The tiny Kansas town of Pilsen is home to just a couple dozen people. But on some days, this Marion County burg has seen its population explode to more than fifteen hundred.
People come from all over the world--mostly on weekends--to visit the museum dedicated to fallen Korean War chaplain Father Emil Kapaun and the church where he served. President Obama posthumously awarded Kapaun the Medal of Honor earlier this year. He has also been nominated to be the first male American and first person from the Midwest to achieve sainthood in the Catholic Church.
Curator Rose Mary Neuwirth says visitors are inspired once they finally get to Pilsen after navigating on roads not designed for that kind of traffic.
"When you have tour buses coming in, school buses coming, caravans of cars coming in, it's quite an ordeal!" Neuwirth says.
The primary concern is traffic coming into town from the south. It's all gravel from Highway 56 north to Pilsen.
"People are getting lost," Neuwirth explains. "They are coming up that road, and if they're not used to driving in farm country where there are trucks out, you cannot see if anybody's coming from behind the truck."
That's because of all the dust. The state has turned down the county's request for help in laying down ten miles of asphalt on the road. County Commissioner Dan Holub says the county doesn't have the money to it on its own.
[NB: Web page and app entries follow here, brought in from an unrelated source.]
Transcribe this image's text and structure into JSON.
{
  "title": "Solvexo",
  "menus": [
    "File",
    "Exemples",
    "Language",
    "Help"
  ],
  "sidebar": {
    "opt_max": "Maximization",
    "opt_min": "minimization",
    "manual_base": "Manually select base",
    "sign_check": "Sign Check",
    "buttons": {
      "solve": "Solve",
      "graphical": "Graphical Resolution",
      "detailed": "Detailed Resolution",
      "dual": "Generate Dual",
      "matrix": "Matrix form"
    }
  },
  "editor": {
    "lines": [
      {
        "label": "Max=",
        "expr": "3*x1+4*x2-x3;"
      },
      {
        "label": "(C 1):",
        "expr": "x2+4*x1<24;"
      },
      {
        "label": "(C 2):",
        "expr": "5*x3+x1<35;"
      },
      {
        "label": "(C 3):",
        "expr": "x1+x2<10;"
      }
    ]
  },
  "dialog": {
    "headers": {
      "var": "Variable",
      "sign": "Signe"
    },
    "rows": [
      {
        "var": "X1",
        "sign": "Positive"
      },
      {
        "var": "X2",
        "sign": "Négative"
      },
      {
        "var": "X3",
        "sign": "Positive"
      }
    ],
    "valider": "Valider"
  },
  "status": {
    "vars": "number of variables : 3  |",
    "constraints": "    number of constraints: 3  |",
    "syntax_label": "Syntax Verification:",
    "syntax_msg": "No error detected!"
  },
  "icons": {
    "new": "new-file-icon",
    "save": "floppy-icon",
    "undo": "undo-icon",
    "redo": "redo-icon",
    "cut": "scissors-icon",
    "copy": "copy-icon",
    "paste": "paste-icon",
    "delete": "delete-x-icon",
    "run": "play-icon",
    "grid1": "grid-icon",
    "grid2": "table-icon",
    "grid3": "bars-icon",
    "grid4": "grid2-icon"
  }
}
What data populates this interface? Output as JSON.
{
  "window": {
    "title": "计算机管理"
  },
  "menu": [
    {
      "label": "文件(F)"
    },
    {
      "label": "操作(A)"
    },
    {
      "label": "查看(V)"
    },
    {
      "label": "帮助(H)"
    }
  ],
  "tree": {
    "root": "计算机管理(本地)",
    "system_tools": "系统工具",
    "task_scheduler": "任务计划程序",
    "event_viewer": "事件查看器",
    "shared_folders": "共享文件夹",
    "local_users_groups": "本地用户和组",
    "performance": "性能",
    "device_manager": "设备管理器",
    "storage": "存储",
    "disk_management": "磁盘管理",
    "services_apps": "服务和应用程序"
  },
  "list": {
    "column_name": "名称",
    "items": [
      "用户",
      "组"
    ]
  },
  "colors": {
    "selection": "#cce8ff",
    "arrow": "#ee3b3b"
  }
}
Holub and Neuwirth fear it's only a matter of time before tragedy strikes, because they expect the number of visitors to keep growing along with Father Kapaun's fame.